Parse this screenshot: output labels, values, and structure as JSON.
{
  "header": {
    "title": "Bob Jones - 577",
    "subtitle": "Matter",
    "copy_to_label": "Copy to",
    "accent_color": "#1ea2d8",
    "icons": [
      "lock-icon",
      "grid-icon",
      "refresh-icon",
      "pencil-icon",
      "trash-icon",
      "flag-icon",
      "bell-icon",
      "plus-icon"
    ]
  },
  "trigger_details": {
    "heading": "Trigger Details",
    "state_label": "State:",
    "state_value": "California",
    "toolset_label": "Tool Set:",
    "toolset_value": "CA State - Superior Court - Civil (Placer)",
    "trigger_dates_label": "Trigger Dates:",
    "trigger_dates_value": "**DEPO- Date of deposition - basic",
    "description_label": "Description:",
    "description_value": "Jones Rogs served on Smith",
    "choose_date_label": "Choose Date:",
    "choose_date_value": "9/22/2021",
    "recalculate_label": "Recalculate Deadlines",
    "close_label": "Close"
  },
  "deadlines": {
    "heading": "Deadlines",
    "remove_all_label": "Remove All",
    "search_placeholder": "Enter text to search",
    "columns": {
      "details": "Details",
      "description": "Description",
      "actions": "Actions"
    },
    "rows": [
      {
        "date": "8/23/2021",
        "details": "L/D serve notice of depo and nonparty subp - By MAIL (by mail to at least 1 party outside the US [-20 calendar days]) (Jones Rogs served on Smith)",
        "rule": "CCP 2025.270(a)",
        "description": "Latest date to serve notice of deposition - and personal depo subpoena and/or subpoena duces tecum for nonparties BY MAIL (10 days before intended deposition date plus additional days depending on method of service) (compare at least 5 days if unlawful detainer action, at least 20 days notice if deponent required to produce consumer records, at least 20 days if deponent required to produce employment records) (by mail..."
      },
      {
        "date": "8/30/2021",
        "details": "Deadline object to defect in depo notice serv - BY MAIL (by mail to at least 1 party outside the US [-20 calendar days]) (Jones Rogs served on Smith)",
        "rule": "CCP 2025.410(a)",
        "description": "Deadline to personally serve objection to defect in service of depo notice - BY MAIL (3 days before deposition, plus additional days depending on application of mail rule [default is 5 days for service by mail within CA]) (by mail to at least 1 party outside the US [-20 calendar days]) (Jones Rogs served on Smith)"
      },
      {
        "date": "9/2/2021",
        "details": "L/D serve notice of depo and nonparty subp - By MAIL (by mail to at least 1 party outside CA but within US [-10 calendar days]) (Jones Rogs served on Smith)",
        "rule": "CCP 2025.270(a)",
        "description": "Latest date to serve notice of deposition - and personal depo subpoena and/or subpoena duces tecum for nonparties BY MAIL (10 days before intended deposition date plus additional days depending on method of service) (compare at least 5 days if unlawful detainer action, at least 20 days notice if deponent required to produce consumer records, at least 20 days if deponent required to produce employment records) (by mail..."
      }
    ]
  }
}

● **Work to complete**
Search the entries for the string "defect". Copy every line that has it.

● **Task response**
        "details": "Deadline object to defect in depo notice serv - BY MAIL (by mail to at least 1 party outside the US [-20 calendar days]) (Jones Rogs served on Smith)",
        "description": "Deadline to personally serve objection to defect in service of depo notice - BY MAIL (3 days before deposition, plus additional days depending on application of mail rule [default is 5 days for service by mail within CA]) (by mail to at least 1 party outside the US [-20 calendar days]) (Jones Rogs served on Smith)"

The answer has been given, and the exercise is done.